After a successful meeting with Liberty Capitol Savings, in which they all agree on a campaign to offer men "Executive Accounts" that are separate and private from those of their family, Don returns to his office. As he sorts through his mail, he notices an envelope addressed to Donald Draper. Inside is a photograph of Don, 20, in his uniform next to a 9 year old Adam. On hotel stationary is Adam's address and room number.
Pete arrives back home, where she tells him the good news; Charlie offered to publish his story in "Boy's Life" Magazine. Pete is not thankful in the least with the news and Trudy admits that she could have gotten him published in "The New Yorker", but doesn't understand why he'd put her "in that position."
At dinner, Don and Betty discuss summer vacationing plans. Don is distracted and enters his study where he burns the photograph and calls Adam. Don arrives at the Times Square hotel room, though Adam's joy to see him soon fades. Don opens a briefcase, which is filled with stacks of money. He offers Adam 5,000 dollars to leave New York and never see him again. Adam is distraught. They hug and Don leaves.
- Jon Hamm as Don Draper
- Elisabeth Moss as Peggy Olson
- Vincent Kartheiser as Pete Campbell
- January Jones as Betty Hofstadt
- Christina Hendricks as Joan Holloway
- Bryan Batt as Salvatore Romano
- Michael Gladis as Paul Kinsey
- Aaron Staton as Ken Cosgrove
- Rich Sommer as Harry Crane
- Maggie Siff as Rachel Menken (credit only)
- Rosemarie DeWitt as Midge Daniels
- John Slattery as Roger Sterling
- Jim Abele as Jack Konig
- Anne Dudek as Francine Hanson
- Alison Brie as Trudy Vogel
- Andy Hoff as Charlie Fiddich
- Jay Paulson as Adam Whitman
Peggy: "Oh my God, Joan I need your help."
Joan: "Let go of me."
Peggy: "Mrs Draper is here and they’re having their portrait taken and he snuck out and I don’t know who to lie to."
Joan: "Calm down, just breathe slowly."
Peggy: "Mr Draper is out and, I don’t think I'm supposed to know where he went."
Joan: "That happens."
Peggy: "But they’re having their pictures taken today, and I would've reminded him but he slipped out before I could. Its his fault. He comes and goes and never says anything."
Joan: "Where is he?"
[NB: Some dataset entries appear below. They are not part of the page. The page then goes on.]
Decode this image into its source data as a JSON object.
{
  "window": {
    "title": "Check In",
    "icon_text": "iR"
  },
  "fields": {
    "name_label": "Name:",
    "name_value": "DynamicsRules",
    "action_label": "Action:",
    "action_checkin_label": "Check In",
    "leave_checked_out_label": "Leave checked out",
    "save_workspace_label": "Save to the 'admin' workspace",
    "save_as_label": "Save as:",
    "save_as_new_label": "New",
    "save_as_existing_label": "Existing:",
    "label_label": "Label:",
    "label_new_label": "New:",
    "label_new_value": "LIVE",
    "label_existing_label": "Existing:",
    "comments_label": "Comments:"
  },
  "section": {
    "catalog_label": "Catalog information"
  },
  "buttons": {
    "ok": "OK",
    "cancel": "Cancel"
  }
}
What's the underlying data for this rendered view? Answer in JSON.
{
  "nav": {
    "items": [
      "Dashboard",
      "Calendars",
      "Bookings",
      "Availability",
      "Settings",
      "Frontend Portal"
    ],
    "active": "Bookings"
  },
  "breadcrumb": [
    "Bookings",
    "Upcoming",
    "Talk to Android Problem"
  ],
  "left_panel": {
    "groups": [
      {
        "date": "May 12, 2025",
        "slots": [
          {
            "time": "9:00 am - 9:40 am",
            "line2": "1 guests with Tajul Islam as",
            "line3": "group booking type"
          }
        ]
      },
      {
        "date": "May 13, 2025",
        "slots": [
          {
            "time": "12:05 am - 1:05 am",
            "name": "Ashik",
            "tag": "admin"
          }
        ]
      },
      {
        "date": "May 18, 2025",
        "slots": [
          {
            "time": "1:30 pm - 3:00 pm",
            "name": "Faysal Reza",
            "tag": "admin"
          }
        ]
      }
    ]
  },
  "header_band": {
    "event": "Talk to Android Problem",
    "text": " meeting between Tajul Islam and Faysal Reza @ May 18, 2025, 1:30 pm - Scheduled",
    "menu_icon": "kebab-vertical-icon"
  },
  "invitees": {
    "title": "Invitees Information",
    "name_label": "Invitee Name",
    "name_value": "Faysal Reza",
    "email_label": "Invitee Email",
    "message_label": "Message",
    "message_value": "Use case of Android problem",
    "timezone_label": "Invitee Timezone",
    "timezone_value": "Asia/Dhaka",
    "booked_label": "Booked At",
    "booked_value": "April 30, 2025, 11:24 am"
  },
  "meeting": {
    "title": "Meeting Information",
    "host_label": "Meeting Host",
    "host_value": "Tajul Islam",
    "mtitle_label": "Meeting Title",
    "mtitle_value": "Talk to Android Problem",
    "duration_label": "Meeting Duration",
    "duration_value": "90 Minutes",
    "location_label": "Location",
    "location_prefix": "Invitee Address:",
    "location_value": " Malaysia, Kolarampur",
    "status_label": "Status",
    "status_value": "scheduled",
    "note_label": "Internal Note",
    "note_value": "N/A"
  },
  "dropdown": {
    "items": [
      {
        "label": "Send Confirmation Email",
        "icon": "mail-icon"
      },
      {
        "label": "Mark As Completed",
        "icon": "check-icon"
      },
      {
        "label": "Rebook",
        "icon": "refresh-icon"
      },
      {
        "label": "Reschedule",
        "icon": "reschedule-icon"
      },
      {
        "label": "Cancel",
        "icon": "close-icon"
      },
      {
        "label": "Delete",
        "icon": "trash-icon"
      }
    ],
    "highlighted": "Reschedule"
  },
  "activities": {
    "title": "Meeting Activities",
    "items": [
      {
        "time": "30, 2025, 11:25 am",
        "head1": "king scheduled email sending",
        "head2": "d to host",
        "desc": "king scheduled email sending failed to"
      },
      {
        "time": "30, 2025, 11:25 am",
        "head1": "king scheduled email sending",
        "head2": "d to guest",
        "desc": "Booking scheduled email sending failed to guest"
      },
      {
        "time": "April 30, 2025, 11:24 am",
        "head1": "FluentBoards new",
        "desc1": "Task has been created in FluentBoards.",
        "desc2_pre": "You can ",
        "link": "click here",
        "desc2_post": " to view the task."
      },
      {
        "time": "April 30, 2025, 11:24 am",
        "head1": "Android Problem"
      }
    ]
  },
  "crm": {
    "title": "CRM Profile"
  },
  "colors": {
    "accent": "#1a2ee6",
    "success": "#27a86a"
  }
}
Peggy: "I make an excuse to Mrs Draper, she could catch him in it, especially if she just leaves. Or even worse, he’ll know that I know where he was."
Joan: "Where is he?"
Peggy: "I don’t know."
Joan: "You do know, and you’re going to tell me; or Im not going tell you what to do."
Peggy: "I cant believe you."
Peggy: "He sees this woman. He saw her the other day. He came back all greasy and calm."
Peggy: "Oh God, now I've told you. I'm the worst secretary in the world."
Joan: "Who is she?"
Peggy: "I don’t care. Please hurry."
Joan: "Peggy, use your noodle. You’re making this so complicated. You go out there and you entertain her brats, get them some Hershey bars off the cart. And tell her you don’t know where he is and you forgot to remind him. It is the truth. And when he comes back, let him have an excuse. And he’ll have one. And you just start apologizing for well; just how stupid you are."
Peggy: "Its probably what I would've don anyway. Oh God, now I really shouldn't have told you."
Joan: "You shouldn't have told me. I’m not going to tell anybody, but you shouldn't have told anybody that."
- Peggy runs to Joan, 5G.